Operators for Building Formulas in Excel 2013 - dummies

Operators for Building Formulas in Excel 2013

By Greg Harvey

Many of the simpler formulas that you build require the sole use of Excel’s operators, which are the symbols that indicate the type of computation that is to take place between the cells and/or constants interspersed between them. Excel uses four different types of operators: arithmetic, comparison, text, and reference.

The Different Types of Operators in Excel
Type Character Operation Example
Arithmetic + (plus sign) Addition =A2+B3
– (minus sign) Subtraction or negation =A3–A2 or –C4
* (asterisk) Multiplication =A2*B3
/ Division =B3/A2
% Percent (dividing by 100) =B3%
^ Exponentiation =A2^3
Comparison = Equal to =A2=B3
> Greater than =B3>A2
< Less than =A2<B3
>= Greater than or equal to =B3>=A2
<= Less than or equal to =A2<=B3
<> Not equal to =A2<>B3
Text & Concatenates (connects) entries to produce one continuous
=A2&” “&B3t
Reference : (colon) Range operator that includes =SUM(C4:D17)
, (comma) Union operator that combines multiple references into one
(space) Intersection operator that produces one reference to cells in
common with two references
=SUM(C3:C6 C3:E6)

Most of the time, you’ll rely on the arithmetic operators when building formulas in your spreadsheets that don’t require functions because these operators actually perform computations between the numbers in the various cell references and produce new mathematical results.

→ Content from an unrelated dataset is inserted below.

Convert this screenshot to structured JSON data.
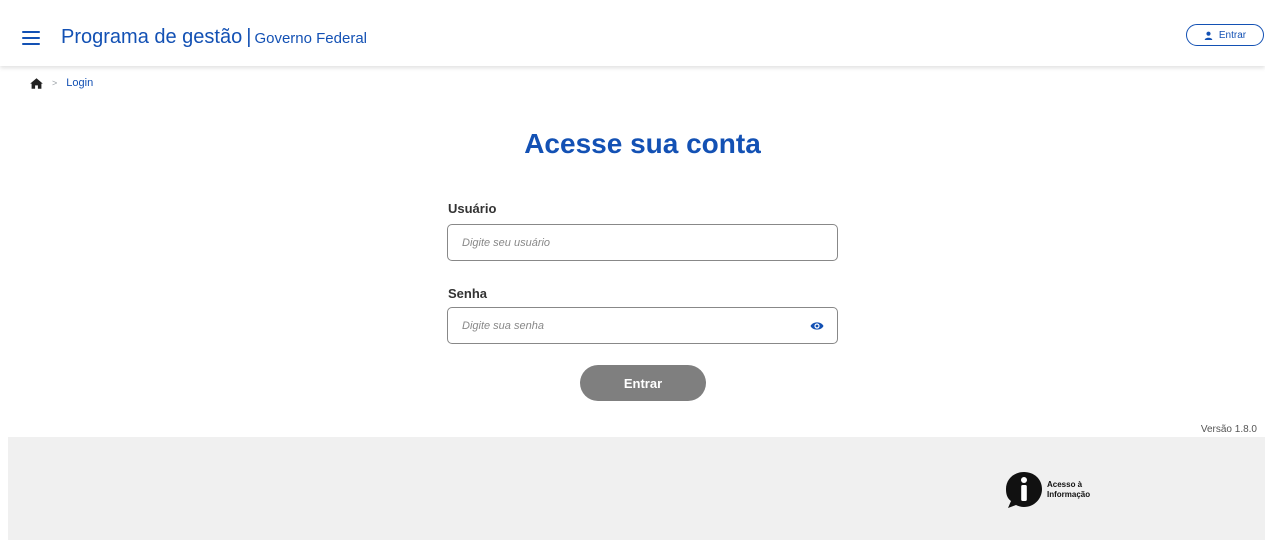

The comparison operators, on the other hand, produce only the logical value TRUE or the logical value FALSE, depending on whether the comparison is accurate.

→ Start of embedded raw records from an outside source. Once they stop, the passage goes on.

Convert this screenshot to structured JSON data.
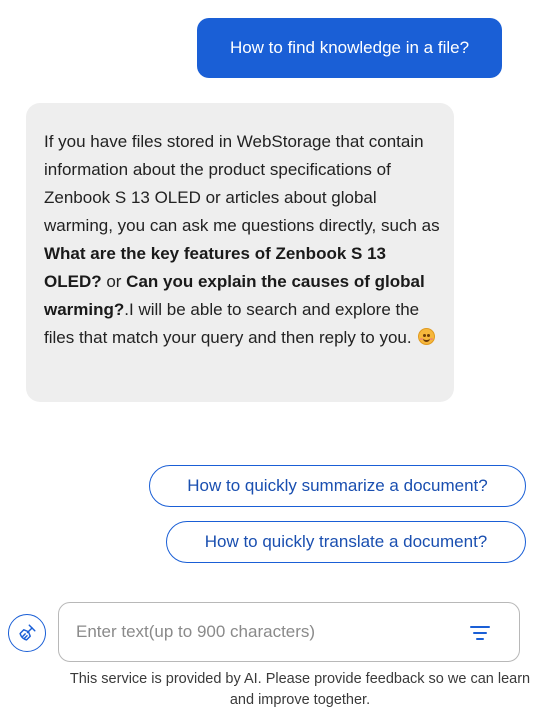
{
  "user_message": {
    "text": "How to find knowledge in a file?"
  },
  "ai_message": {
    "part1": "If you have files stored in WebStorage that contain information about the product specifications of Zenbook S 13 OLED or articles about global warming, you can ask me questions directly, such as ",
    "bold1": "What are the key features of Zenbook S 13 OLED?",
    "part2": " or ",
    "bold2": "Can you explain the causes of global warming?",
    "part3": ".I will be able to search and explore the files that match your query and then reply to you.",
    "emoji": "smiling-face-icon"
  },
  "suggestions": [
    {
      "label": "How to quickly summarize a document?"
    },
    {
      "label": "How to quickly translate a document?"
    }
  ],
  "input": {
    "placeholder": "Enter text(up to 900 characters)",
    "value": ""
  },
  "icons": {
    "clear": "brush-icon",
    "options": "filter-icon"
  },
  "footer": {
    "note": "This service is provided by AI. Please provide feedback so we can learn and improve together."
  },
  "colors": {
    "accent": "#1a5fd6",
    "bubble_bg": "#eeeeee",
    "accent_text": "#1a4fb0"
  }
}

The single text operator (the so-called ampersand) is used in formulas to join together two or more text entries (an operation with the highfalutin’ name concatenation).

You most often use the comparison operators with the IF function when building more complex formulas that perform one type of operation when the IF condition is TRUE and another when it is FALSE. You use the concatenating operator (&) when you need to join text entries that come to you entered in separate cells but that need to be entered in single cells (like the first and last names in separate columns).

When you build a formula that combines different operators, Excel follows the set order of operator precedence. When you use operators that share the same level of precedence, Excel evaluates each element in the equation by using a strictly left-to-right order.

Natural Order of Operator Precedence in Formulas
Precedence Operator Type/Function
1 Negation
2 % Percent
3 ^ Exponentiation
4 * and / Multiplication and Division
5 + and – Addition and Subtraction
6 & Concatenation
7 =, <, >, <=, >=, <> All Comparison Operators